Search the entries for the word "kind" and return every line where it is found.

----------------

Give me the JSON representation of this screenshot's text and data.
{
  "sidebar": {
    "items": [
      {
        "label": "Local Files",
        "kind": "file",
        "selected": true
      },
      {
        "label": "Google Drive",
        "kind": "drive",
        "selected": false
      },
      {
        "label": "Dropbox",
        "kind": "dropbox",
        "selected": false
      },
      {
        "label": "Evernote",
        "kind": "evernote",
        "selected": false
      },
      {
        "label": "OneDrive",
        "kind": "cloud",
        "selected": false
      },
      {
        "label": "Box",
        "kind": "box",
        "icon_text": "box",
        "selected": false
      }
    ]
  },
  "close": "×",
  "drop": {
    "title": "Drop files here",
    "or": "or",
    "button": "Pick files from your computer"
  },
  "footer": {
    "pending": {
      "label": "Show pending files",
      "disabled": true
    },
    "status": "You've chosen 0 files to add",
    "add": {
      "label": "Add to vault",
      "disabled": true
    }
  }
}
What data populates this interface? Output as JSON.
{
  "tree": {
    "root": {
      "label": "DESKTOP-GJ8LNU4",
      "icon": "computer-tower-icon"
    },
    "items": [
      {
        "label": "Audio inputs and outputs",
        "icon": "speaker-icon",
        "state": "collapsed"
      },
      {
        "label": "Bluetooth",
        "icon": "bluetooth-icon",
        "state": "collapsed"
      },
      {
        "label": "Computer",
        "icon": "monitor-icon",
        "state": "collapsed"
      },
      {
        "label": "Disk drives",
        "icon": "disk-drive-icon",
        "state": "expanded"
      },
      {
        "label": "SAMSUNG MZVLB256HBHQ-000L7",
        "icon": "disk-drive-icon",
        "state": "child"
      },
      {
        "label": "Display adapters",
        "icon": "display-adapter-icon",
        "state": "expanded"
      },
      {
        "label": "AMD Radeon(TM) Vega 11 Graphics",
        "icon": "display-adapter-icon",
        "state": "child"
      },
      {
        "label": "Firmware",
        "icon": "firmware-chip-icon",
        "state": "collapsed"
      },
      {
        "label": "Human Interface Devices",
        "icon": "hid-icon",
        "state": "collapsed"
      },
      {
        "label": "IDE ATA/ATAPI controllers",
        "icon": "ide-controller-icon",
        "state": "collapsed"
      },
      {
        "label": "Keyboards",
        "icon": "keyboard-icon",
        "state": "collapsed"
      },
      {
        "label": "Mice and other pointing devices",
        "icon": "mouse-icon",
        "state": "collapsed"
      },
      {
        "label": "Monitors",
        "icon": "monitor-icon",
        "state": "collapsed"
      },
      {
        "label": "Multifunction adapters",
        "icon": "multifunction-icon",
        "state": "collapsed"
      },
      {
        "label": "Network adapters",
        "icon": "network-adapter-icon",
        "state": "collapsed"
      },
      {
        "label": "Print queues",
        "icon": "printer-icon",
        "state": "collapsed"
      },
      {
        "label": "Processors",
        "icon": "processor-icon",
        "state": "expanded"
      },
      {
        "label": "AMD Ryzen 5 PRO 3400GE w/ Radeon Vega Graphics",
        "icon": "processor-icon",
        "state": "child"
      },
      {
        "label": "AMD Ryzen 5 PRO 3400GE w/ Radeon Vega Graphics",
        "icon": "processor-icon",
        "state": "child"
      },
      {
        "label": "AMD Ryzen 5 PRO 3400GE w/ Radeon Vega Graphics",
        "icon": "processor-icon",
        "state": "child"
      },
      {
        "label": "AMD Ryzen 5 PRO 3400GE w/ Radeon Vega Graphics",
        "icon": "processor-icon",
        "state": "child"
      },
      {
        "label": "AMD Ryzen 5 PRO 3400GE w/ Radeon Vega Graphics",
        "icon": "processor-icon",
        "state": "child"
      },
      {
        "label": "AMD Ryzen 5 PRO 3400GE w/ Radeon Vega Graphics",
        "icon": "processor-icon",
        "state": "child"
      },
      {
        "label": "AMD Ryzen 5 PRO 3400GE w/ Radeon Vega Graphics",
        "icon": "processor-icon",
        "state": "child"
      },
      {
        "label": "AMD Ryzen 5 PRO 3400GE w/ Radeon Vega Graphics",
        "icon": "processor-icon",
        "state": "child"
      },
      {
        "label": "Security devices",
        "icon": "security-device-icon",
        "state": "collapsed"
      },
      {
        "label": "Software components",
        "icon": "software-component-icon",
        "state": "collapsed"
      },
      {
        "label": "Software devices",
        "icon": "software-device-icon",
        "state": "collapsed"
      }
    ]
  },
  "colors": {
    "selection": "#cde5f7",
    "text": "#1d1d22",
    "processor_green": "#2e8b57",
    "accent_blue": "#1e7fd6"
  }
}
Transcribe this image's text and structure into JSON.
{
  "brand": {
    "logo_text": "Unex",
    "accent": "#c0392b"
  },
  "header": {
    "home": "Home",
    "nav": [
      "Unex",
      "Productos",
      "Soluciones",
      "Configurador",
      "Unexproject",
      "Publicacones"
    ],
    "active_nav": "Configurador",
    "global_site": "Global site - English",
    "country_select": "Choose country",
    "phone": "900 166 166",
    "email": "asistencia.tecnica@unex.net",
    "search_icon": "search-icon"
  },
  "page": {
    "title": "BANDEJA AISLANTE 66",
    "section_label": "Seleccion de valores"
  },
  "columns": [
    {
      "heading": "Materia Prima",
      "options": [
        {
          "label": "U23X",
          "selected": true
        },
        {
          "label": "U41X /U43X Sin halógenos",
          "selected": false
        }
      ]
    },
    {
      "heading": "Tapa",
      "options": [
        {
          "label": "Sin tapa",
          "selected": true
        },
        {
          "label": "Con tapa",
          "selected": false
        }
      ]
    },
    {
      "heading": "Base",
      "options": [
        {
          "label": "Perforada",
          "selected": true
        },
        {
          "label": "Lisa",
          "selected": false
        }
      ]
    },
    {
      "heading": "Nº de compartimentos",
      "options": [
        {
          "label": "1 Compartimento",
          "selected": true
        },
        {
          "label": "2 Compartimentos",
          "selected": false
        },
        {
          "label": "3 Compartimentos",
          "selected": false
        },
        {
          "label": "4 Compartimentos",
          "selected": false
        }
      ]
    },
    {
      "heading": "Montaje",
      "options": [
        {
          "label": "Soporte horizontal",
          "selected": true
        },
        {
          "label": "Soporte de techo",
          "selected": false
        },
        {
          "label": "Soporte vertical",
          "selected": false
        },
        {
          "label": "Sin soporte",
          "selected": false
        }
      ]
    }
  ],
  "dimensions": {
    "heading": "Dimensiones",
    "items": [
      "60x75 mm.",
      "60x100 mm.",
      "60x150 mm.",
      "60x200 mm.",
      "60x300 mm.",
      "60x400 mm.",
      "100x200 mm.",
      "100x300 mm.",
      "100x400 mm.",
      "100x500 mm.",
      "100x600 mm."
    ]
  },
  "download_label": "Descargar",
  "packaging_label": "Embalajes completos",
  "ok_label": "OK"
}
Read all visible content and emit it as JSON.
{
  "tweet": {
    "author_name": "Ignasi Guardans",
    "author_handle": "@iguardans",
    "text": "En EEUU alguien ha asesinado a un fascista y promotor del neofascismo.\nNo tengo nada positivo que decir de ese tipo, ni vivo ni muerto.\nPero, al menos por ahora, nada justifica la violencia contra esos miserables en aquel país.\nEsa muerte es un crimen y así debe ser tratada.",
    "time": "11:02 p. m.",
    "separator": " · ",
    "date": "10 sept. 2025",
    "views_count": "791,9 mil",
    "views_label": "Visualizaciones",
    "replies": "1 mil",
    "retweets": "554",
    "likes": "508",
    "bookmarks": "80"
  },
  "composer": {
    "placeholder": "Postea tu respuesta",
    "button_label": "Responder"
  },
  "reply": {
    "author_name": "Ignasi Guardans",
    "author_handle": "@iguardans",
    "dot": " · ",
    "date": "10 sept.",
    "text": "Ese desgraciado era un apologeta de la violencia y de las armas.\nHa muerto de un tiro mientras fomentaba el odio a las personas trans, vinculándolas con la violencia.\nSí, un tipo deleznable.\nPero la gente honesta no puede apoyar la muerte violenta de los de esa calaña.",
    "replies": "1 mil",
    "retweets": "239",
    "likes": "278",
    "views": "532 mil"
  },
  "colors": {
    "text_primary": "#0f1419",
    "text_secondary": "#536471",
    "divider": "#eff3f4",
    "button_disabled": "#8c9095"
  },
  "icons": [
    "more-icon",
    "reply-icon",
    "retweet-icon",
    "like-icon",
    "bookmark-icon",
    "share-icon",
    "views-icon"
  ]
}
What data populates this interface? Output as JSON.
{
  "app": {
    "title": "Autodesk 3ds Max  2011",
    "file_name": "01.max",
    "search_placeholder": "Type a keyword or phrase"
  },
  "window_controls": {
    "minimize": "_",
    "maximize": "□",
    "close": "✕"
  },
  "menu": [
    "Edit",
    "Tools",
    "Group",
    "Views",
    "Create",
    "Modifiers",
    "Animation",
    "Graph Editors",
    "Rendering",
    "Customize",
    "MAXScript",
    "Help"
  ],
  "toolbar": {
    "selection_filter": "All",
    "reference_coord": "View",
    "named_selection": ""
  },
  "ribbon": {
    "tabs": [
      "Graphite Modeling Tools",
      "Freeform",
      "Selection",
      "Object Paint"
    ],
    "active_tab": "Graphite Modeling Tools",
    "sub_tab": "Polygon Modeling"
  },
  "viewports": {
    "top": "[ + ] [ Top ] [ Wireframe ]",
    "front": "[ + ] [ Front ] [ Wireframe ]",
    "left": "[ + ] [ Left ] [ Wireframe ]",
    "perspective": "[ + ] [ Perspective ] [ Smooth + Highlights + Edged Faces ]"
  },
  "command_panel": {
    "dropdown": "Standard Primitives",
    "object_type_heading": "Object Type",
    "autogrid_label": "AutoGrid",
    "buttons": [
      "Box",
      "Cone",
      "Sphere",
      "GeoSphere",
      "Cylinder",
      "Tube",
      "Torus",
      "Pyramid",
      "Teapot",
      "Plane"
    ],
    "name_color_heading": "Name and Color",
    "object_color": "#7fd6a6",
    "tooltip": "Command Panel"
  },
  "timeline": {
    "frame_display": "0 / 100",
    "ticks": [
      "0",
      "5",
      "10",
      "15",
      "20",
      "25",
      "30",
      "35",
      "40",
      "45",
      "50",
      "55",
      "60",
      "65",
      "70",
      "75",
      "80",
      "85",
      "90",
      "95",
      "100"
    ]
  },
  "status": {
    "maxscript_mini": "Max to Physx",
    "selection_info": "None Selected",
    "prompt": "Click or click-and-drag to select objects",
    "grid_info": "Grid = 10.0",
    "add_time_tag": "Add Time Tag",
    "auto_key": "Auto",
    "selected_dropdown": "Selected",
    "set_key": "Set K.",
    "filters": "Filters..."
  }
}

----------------

• _Task response_:
        "kind": "file",
        "kind": "drive",
        "kind": "dropbox",
        "kind": "evernote",
        "kind": "cloud",
        "kind": "box",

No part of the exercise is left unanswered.